WASHINGTON, June 9 (Reuters) - Lockheed Martin Corp on Monday said it was banking on international and non-defense orders to offset a drop in U.S. military spending, with Pentagon orders accounting for a low 61 percent of overall sales in 2013 and trending lower.
Lockheed Chief Financial Officer Bruce Tanner said U.S. defense orders would likely dip further as a percentage of overall revenues in 2014 and 2015, and orders could drop as low as 50 percent, depending on what happened in other business areas.
“It’s not in our long-term vision to get to 50-50 ... but it’s not out of the possibility that it could drop there,” Tanner told Reuters at the company’s annual media conference.
He said Lockheed’s revenues would remain “fairly flat” in 2014 and 2015, but could start to edge higher in 2016 or 2017, based on current Pentagon budget projections.
Lockheed Chief Executive Officer Marillyn Hewson told reporters the company was focused on delivering next-generation weapons like the F-35 fighter jet, expanding its international footprint, and developing new technologies to address the need of a growing world population for clean water and affordable energy.
She said Lockheed expected to reach its target of generating 20 percent of revenues overseas in the “next year or so,” up from around 17 percent now, with further growth seen in coming years. The remaining 21 percent of Lockheed’s revenues come from civilian U.S. agencies, and 1 percent from commercial orders.
Hewson cited strong foreign demand for the F-35 fighter jet, which will comprise about 25 percent of Lockheed’s total revenues when the jet reached full production later this decade, missile defense, space programs, and the C-130J cargo plane.
Despite flat to declining U.S. military sales, Lockheed is continuing to invest in new technologies, Hewson said, citing promising work in several areas such as generating energy from the world’s oceans, and new nanocarbon fibers.
She said the company raised internal spending on research and development (R&D) projects by 13 percent in 2013 to around $700 million, and expected another 5 percent increase this year.
Tanner said the company was investing more of its own funding in research now so it was positioned for new programs when Pentagon spending began to edge higher again in 2017, once the brunt of mandatory congressional spending cuts were over.
“I‘m not a big race car driver, but I’ve always heard that races are won in the corners,” he said. “Downturns are sort of the analogous ‘corners’ in this industry. That’s when you do make some differentiation that hopefully sets you up for the straightaways.”

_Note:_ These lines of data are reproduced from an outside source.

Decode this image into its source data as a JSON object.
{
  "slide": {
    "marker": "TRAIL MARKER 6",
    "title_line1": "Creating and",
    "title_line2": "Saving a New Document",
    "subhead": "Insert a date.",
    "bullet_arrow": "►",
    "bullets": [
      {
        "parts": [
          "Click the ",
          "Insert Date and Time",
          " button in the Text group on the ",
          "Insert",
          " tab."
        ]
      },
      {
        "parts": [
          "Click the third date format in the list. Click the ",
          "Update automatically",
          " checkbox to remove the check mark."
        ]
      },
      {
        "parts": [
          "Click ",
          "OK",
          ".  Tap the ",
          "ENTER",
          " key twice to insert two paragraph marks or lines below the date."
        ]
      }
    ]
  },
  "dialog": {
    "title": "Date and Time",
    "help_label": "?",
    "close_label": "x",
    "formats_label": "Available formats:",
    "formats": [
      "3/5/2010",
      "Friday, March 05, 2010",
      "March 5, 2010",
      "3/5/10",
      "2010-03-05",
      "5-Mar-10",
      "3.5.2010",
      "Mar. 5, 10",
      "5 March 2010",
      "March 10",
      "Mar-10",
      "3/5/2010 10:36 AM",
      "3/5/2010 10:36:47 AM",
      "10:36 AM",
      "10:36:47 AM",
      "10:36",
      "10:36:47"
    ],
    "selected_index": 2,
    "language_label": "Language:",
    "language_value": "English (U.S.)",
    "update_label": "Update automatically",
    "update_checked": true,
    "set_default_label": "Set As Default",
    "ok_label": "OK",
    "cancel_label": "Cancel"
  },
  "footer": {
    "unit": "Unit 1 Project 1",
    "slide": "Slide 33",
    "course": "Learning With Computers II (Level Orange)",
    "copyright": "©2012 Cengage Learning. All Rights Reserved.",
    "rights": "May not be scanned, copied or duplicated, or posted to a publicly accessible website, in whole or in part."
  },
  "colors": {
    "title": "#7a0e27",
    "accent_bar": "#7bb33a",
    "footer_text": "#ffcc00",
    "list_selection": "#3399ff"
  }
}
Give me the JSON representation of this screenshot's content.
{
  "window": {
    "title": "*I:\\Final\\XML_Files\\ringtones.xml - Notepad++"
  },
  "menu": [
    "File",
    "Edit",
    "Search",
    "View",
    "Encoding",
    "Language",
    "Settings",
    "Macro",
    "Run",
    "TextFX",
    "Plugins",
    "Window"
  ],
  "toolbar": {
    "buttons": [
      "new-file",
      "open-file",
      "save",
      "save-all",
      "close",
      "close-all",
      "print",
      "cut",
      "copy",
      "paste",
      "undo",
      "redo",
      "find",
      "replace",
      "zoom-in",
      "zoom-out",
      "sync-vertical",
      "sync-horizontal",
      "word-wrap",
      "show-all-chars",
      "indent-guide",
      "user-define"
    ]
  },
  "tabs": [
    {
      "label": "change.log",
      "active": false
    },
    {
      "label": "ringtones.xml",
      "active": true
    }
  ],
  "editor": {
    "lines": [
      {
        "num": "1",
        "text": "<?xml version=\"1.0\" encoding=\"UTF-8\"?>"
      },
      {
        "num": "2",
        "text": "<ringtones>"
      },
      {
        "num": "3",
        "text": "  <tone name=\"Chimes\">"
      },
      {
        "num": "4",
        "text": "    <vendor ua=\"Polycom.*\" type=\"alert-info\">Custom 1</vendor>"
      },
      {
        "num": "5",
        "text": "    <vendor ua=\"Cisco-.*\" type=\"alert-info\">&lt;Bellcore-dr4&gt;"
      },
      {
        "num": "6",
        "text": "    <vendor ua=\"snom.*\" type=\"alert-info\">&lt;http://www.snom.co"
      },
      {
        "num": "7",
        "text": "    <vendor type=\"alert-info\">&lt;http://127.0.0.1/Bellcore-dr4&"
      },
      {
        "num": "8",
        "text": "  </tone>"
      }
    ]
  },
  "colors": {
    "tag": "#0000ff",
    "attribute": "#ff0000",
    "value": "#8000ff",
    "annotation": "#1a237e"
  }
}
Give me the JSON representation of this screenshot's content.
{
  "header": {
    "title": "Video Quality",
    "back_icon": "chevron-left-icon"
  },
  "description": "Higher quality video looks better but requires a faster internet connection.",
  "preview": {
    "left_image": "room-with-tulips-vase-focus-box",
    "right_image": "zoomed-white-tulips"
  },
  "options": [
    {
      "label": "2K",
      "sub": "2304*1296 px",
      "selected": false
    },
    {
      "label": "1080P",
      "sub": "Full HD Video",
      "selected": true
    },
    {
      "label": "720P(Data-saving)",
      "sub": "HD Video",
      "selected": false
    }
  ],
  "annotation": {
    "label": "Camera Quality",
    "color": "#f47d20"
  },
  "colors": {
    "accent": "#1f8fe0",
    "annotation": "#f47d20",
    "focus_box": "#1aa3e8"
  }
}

Lockheed executives are watching for several big potential foreign orders, including a missile defense competition in Poland; Canada’s decision on whether to buy 65 F-35 fighter jets; and negotiations with Saudi Arabia over a large number of PAC-3 missile orders. (Reporting by Andrea Shalal; Editing by Lisa Shumaker)